Why identifying component parts helps us design better
We can understand the component parts, of our own situations, by being more attentive. Through breaking down the pieces that make the whole, we can draw a map and design our approach. By pinpointing what we enjoy most, or areas we are naturally talented in, it becomes clear which parts require more of our attention especially if they are skills or tools that support our strengths.
To design better, we need to understand the individual parts that make up the whole.
There are many aspects to being a good athlete. In the case of a basketball player, talent comprises of components including dribbling, shooting, and passing. If we break those component parts down even further as part of shooting, there are free throws, three-point shots, and jump shots. A basketball player may select different aspects of their game to improve upon at any given time. They may decide improving on their free throw will make them a better player overall and thus spend the next few weeks focused on that one component even if there is no specific situation that calls for it. This is what dedication looks like.
Flair is important, but sustaining long term betterment of ourselves requires identifying where we should focus our effort and time. Designing our own lives helps us become better, for ourselves and others.
Looking at your own component parts, alongside consideration of where you currently are and where you want to go; helps you determine what to improve on to continue expanding and eventually reach your goals.
This is a process, and it takes time, but if we utilise and build upon continuous small wins, we will have the motivation and momentum needed to create our path and develop each and every day.
Brett joined his company as the first designer. He slowly then quickly became the face of design for the company, and worked with external clients on design projects. A few years ago, Brett started to hire more designers and subsequently started managing a small team. He became aware that he didn’t know how to handle all the different management and job responsibilities all at once. Brett knew he was having trouble organising and prioritising. Knowing that no one directly around him could help, Brett set out to find a mentor to help guide him.

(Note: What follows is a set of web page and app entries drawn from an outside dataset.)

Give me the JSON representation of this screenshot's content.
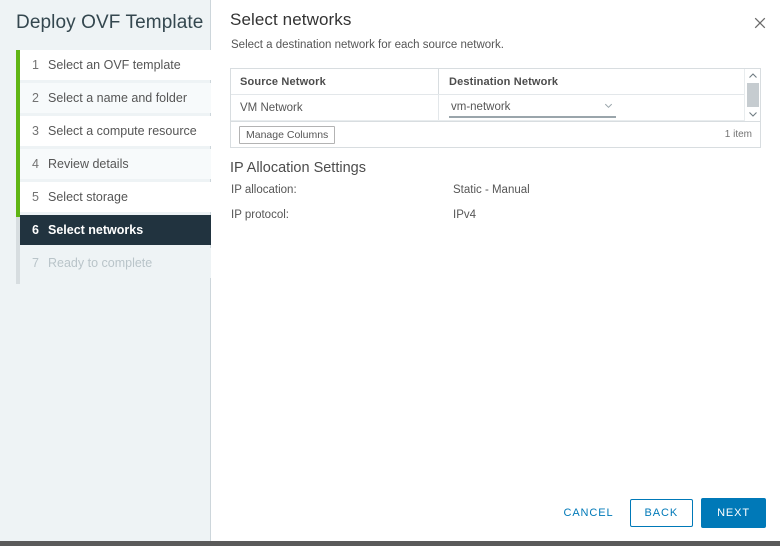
{
  "wizard": {
    "title": "Deploy OVF Template",
    "steps": [
      {
        "num": "1",
        "label": "Select an OVF template",
        "state": "done"
      },
      {
        "num": "2",
        "label": "Select a name and folder",
        "state": "done"
      },
      {
        "num": "3",
        "label": "Select a compute resource",
        "state": "done"
      },
      {
        "num": "4",
        "label": "Review details",
        "state": "done"
      },
      {
        "num": "5",
        "label": "Select storage",
        "state": "done"
      },
      {
        "num": "6",
        "label": "Select networks",
        "state": "active"
      },
      {
        "num": "7",
        "label": "Ready to complete",
        "state": "disabled"
      }
    ]
  },
  "header": {
    "title": "Select networks",
    "subtitle": "Select a destination network for each source network.",
    "close_icon": "close-icon"
  },
  "grid": {
    "columns": [
      "Source Network",
      "Destination Network"
    ],
    "rows": [
      {
        "source": "VM Network",
        "destination": "vm-network"
      }
    ],
    "manage_columns_label": "Manage Columns",
    "item_count": "1 item"
  },
  "ip_allocation": {
    "section_title": "IP Allocation Settings",
    "fields": [
      {
        "key": "IP allocation:",
        "value": "Static - Manual"
      },
      {
        "key": "IP protocol:",
        "value": "IPv4"
      }
    ]
  },
  "footer": {
    "cancel_label": "CANCEL",
    "back_label": "BACK",
    "next_label": "NEXT"
  },
  "colors": {
    "accent_blue": "#0079b8",
    "progress_green": "#60b515",
    "active_step_bg": "#21333f",
    "sidebar_bg": "#eef3f5"
  }
}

Sometimes putting a spotlight on our own work and processes allows us to understand if and when we need help or guidance from others.
How designing better is the pathway to better design
Acknowledging component parts of our own process, challenges, selves or situation, takes a bit of work. Once we start painting the picture, we can better gauge how much effort to put in and where; and as a result feel less overwhelmed. When we recognise parts of our challenge, be it within ourselves or a situation, we can design for better futures.
A good place to start is to pick a specific area, either a challenge or situation, and ask yourself if you can identify the component parts that when improved, changes the outcome for the better.
Think of a work or life situation where there is tension; it is not going as smoothly as it needs to. What and which part doesn’t feel good? Why is there friction, ambiguity and discomfort in the unknown? What parts can you improve upon by yourself and where might you need help from the outside or someone else?
When we have, find or create systems that help us become better, we design better as we pave the way for repetitive wins. Even when we experience failures along the way, we accumulate knowledge for bigger future wins. Our will to better ourselves, and our future, is assisted by continuously improving the creative processes that help us design better, for better design.